TO DO: Only the lines with "time" in the entries below belong in the answer; please copy them.
====== WORKING DATA ======
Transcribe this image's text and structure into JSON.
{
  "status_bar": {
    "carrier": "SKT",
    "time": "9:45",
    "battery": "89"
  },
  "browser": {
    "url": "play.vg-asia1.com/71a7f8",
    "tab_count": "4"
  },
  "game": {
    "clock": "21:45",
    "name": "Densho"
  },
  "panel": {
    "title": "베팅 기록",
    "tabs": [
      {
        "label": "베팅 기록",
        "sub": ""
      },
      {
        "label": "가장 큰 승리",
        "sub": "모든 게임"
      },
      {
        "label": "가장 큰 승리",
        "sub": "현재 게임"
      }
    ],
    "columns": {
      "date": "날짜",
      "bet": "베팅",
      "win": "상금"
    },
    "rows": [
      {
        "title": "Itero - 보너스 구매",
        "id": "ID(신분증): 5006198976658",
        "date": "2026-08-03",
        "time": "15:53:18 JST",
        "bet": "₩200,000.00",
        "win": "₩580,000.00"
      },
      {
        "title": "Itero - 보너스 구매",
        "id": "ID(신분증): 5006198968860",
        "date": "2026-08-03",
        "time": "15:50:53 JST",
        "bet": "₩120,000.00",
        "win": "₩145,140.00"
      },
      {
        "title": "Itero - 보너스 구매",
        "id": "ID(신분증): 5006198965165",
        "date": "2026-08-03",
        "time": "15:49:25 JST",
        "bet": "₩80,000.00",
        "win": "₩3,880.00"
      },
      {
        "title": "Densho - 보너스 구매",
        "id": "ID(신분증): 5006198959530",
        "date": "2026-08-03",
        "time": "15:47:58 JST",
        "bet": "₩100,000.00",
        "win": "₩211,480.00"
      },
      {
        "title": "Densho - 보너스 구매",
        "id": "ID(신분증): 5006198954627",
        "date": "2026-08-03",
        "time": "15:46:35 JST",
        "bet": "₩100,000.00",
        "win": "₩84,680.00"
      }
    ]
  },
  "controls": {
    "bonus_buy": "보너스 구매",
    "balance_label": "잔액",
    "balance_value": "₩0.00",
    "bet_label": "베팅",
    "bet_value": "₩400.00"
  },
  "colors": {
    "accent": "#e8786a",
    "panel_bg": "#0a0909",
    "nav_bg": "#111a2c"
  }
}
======
ANSWER BELOW:
    "time": "9:45",
        "time": "15:53:18 JST",
        "time": "15:50:53 JST",
        "time": "15:49:25 JST",
        "time": "15:47:58 JST",
        "time": "15:46:35 JST",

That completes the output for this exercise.